- What you will do
Your answer should consist of each line below that includes the word "points".

- Given data
▼
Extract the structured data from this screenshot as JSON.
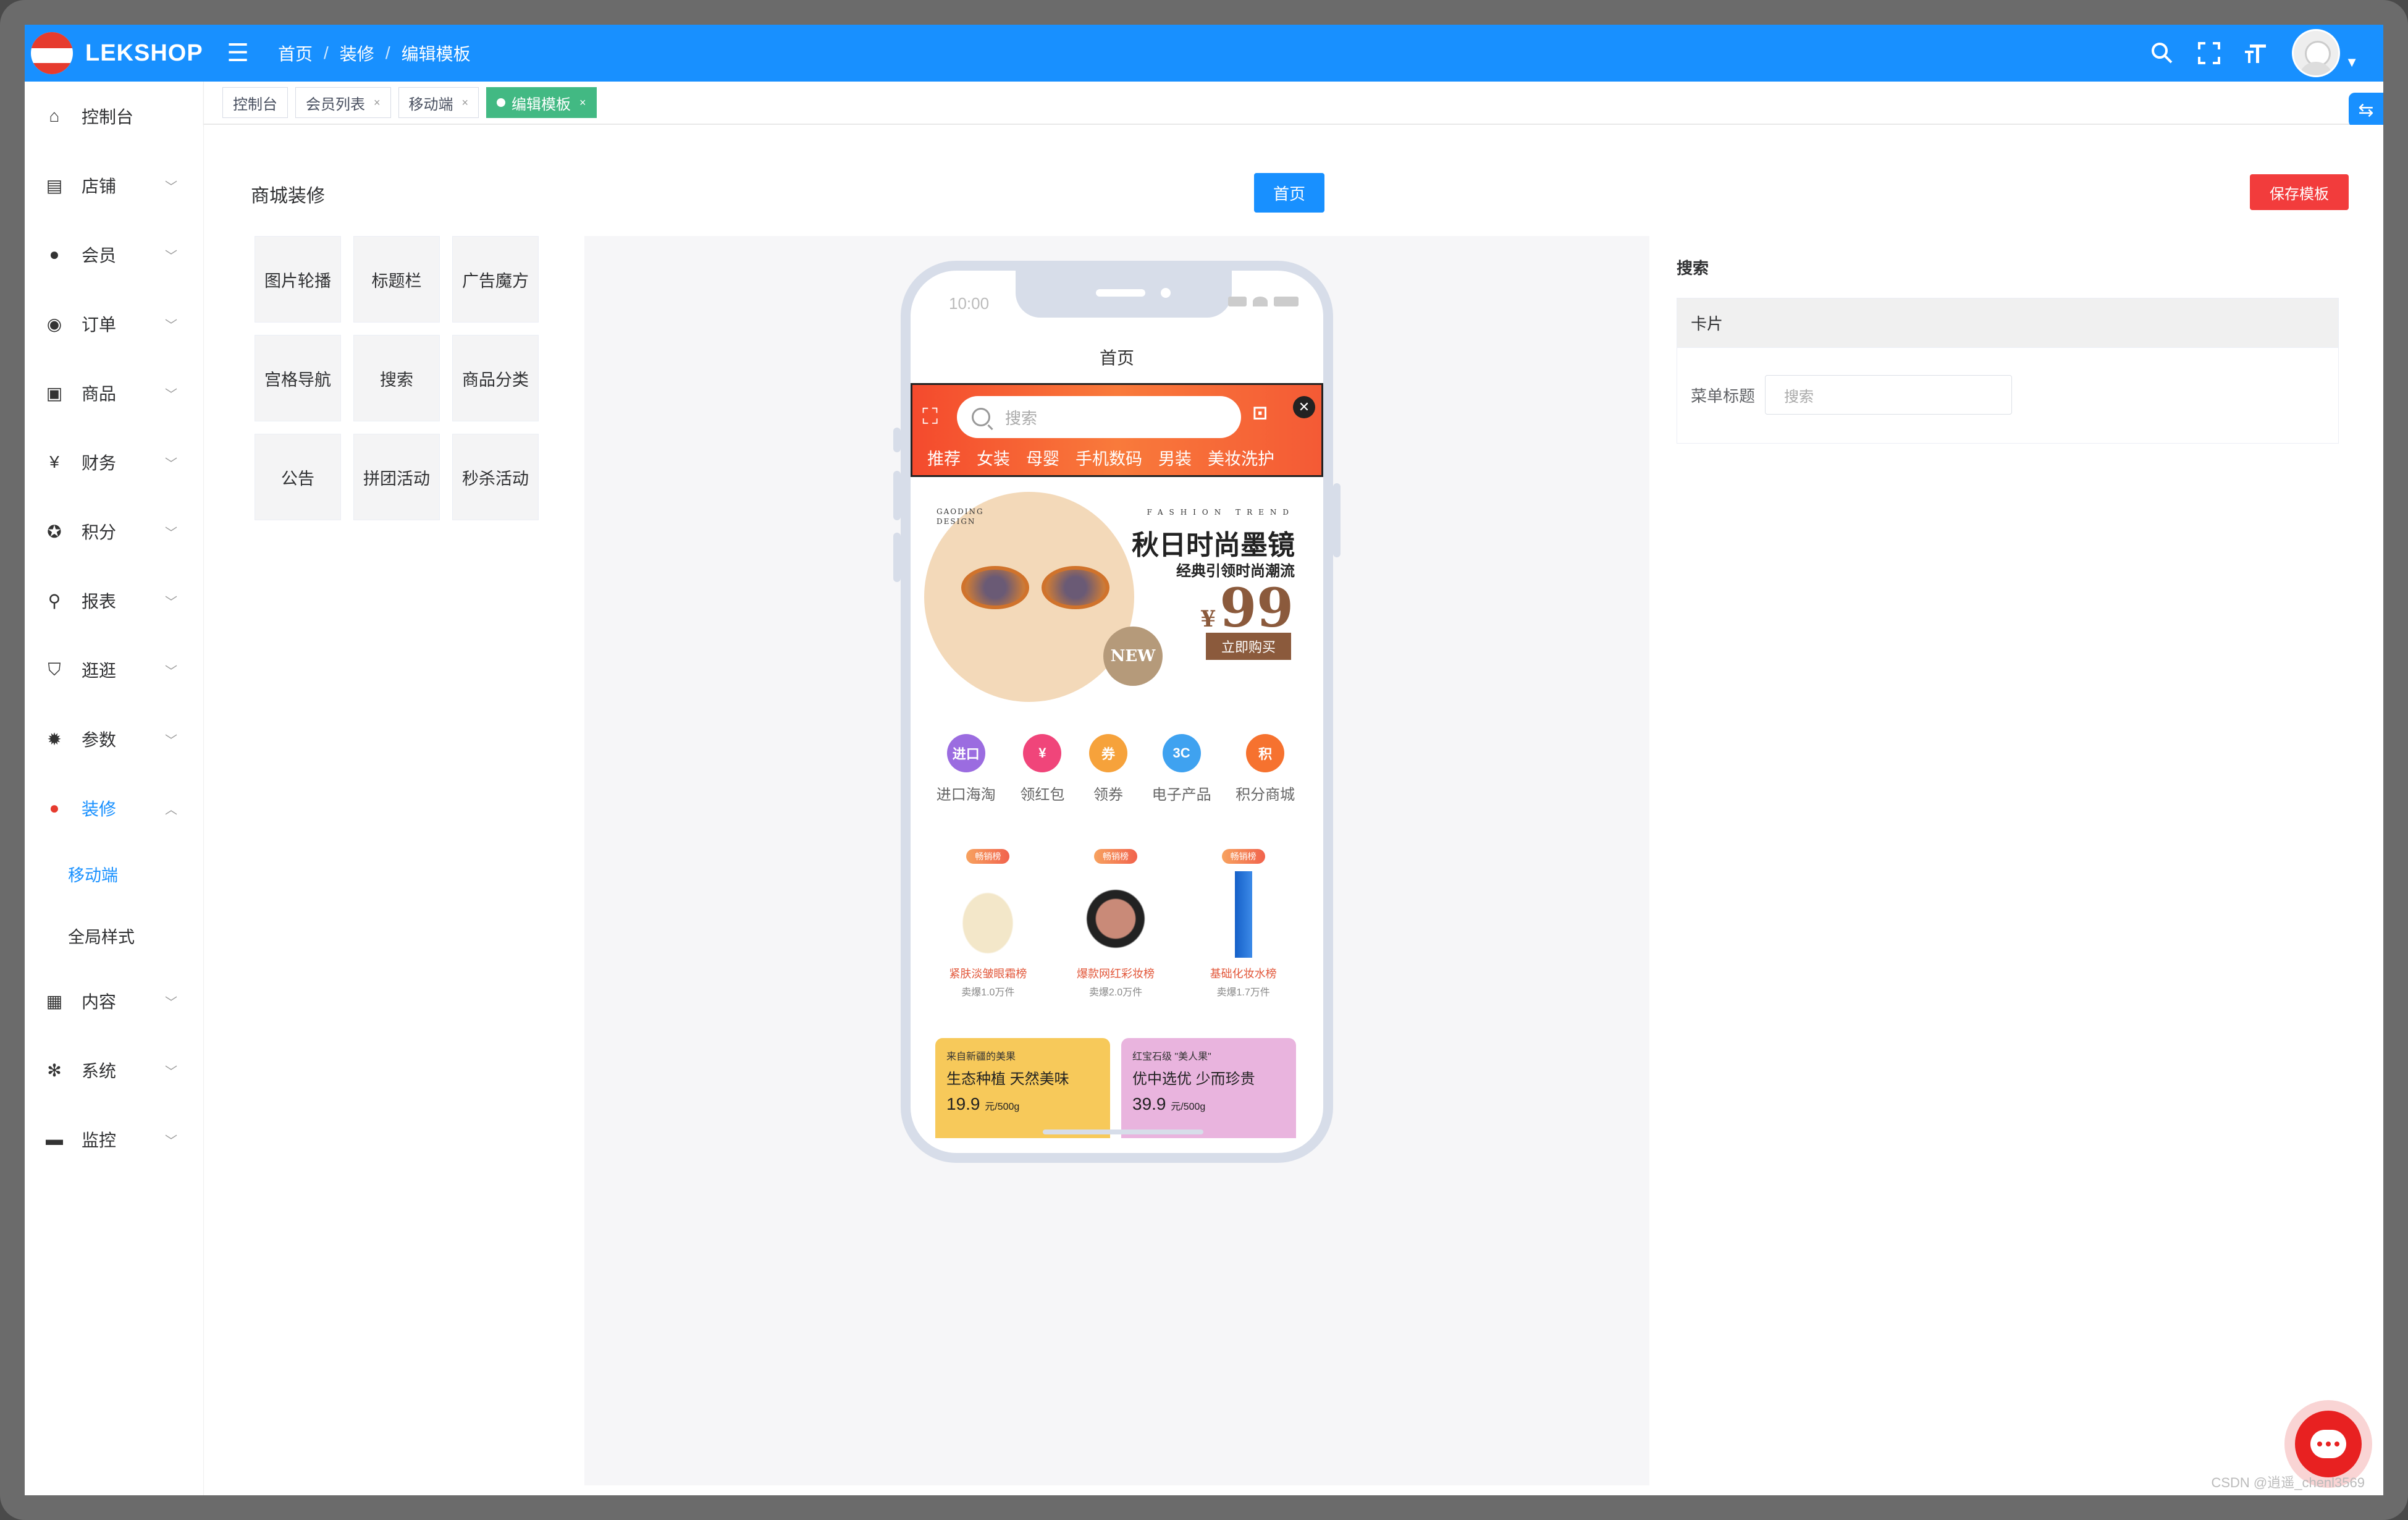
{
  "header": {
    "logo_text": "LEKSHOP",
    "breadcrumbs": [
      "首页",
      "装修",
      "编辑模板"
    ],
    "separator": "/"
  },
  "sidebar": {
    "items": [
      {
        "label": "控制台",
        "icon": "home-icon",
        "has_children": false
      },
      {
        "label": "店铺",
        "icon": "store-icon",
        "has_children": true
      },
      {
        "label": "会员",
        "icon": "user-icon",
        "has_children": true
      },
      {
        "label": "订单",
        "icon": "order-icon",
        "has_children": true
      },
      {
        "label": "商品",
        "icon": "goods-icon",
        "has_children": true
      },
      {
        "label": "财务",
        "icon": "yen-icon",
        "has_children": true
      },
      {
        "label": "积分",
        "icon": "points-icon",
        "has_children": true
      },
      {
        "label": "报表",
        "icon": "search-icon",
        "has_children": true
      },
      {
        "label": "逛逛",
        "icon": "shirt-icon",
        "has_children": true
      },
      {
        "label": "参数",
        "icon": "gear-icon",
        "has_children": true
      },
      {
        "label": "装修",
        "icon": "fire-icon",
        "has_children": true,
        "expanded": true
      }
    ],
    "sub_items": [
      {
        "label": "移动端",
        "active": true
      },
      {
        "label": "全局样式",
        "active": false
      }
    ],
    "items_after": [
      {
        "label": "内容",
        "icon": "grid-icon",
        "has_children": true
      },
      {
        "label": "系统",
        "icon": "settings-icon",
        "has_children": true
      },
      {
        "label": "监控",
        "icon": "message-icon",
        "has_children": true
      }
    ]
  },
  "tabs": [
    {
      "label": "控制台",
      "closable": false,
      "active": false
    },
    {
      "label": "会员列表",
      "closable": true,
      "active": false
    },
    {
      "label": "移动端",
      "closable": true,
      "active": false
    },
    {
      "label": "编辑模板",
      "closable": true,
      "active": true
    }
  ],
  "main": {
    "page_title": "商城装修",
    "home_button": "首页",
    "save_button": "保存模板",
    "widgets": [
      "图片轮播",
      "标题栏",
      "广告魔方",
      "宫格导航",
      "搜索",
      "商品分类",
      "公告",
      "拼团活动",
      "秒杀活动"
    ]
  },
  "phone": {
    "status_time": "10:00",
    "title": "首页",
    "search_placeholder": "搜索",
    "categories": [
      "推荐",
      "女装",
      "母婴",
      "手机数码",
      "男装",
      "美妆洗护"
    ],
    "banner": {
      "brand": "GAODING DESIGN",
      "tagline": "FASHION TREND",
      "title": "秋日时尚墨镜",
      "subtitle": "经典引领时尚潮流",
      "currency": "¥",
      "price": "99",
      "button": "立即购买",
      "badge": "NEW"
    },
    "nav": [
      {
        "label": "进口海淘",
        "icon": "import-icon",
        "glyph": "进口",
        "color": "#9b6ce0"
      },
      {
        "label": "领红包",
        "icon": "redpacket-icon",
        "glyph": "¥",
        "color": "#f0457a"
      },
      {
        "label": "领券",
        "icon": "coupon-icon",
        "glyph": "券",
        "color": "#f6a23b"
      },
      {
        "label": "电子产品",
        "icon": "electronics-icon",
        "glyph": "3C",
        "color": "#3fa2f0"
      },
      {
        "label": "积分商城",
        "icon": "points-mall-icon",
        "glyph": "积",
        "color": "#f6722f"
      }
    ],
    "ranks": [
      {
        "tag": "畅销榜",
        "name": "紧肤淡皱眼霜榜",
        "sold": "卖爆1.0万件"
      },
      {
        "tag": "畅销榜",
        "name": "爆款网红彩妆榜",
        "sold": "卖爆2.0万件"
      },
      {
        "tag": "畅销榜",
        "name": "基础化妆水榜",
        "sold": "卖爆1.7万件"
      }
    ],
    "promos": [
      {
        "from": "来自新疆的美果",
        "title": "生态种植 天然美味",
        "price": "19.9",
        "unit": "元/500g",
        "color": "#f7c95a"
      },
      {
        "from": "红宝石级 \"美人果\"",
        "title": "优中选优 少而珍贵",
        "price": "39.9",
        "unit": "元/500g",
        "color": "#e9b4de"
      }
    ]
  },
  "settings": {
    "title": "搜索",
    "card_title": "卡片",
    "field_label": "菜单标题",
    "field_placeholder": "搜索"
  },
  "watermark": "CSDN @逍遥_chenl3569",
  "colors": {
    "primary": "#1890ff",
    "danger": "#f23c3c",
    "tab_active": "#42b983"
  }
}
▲
- Result of this exercise
        "icon": "points-icon",
        "icon": "points-mall-icon",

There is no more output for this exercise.